    A. The Water is Wide by Pat Conroy.
  2. Q. What is a characteristic or trait that you possessed as a child that you wish you still exhibited today?
    A. Fearlessness.
  3. Q. Your house is on fire, all living things and people are out. You have the opportunity to run in and grab one item. What would it be?
    A. First, a menorah that was saved from the Holocaust, then the kitchen table that my wife had the Council of Dad's carve into.
  4. Q. You are sitting on a bench overlooking a gorgeous beach. You have the opportunity to have a long conversation with anyone living or dead. Who would it be?
    A. There's a stone bench in my family's plot at Bonaventure Cemetery in Savannah, Georgia where I could look out at my father and my grandfather, , and some other members of my family. I'd be seated next to Moses.

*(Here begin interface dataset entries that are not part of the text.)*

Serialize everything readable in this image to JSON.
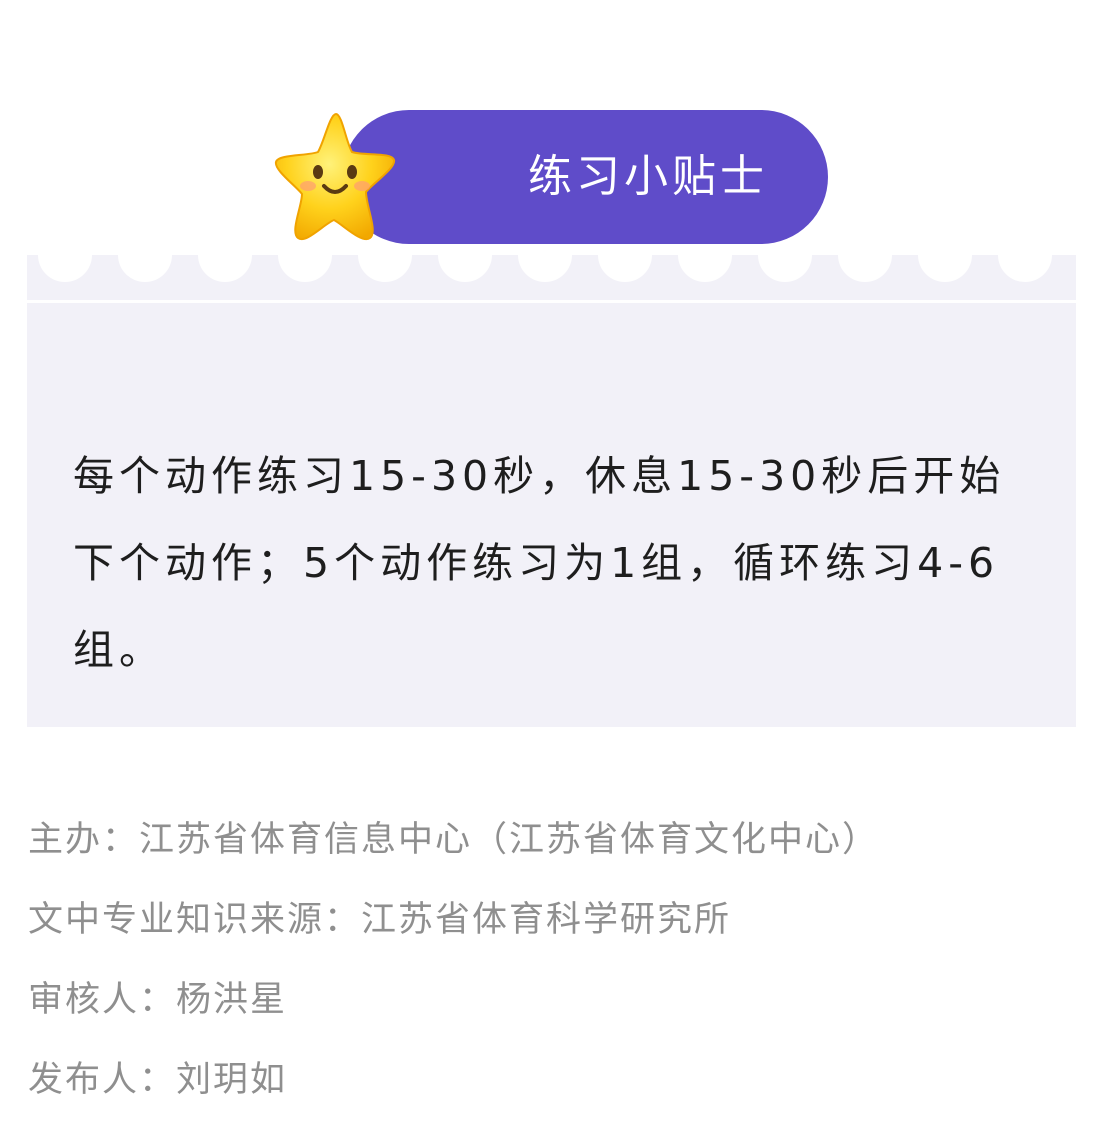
{
  "tip": {
    "title": "练习小贴士",
    "body": "每个动作练习15-30秒，休息15-30秒后开始下个动作；5个动作练习为1组，循环练习4-6组。"
  },
  "credits": [
    "主办：江苏省体育信息中心（江苏省体育文化中心）",
    "文中专业知识来源：江苏省体育科学研究所",
    "审核人：杨洪星",
    "发布人：刘玥如"
  ],
  "colors": {
    "pill": "#5f4cc9",
    "card_bg": "#f2f1f8",
    "star_fill": "#ffd51f",
    "credit_text": "#8f8f8f",
    "body_text": "#1e1e1e"
  },
  "icons": {
    "star": "smiling-star-icon",
    "dot": "dot-icon"
  }
}
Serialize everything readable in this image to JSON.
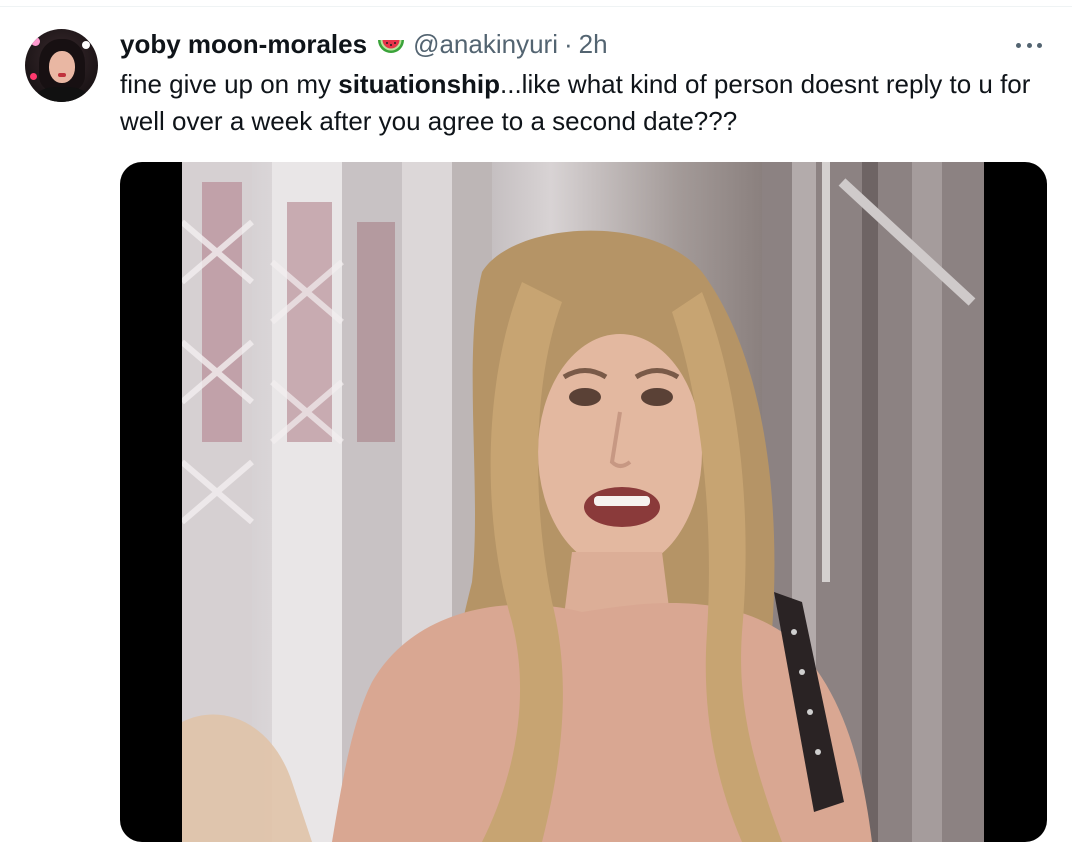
{
  "tweet": {
    "display_name": "yoby moon-morales",
    "name_emoji": "watermelon-emoji",
    "handle": "@anakinyuri",
    "separator": "·",
    "time": "2h",
    "text_before": "fine give up on my ",
    "text_bold": "situationship",
    "text_after": "...like what kind of person doesnt reply to u for well over a week after you agree to a second date???",
    "more_icon": "ellipsis-icon"
  },
  "colors": {
    "primary_text": "#0f1419",
    "secondary_text": "#536471",
    "media_letterbox": "#000000"
  }
}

  5. Q. What is the best advice you’ve ever received?
    A. Dr. John Healy said, "everybody dies but not everybody lives."
  6. Q. What advice would you give your 20-year-old self?
    A. I did 20 okay. I went to the other side of the world. I did something risky. I wrote those letters and it changed my life. Not that different from what I say now: Take the trip. If you've got the time and the money and the health, take the trip.
  7. Q. It’s been said that all great people can have their lives summed up in one sentence. How do you want yours to read?
    A. This bridge will take you only halfway there.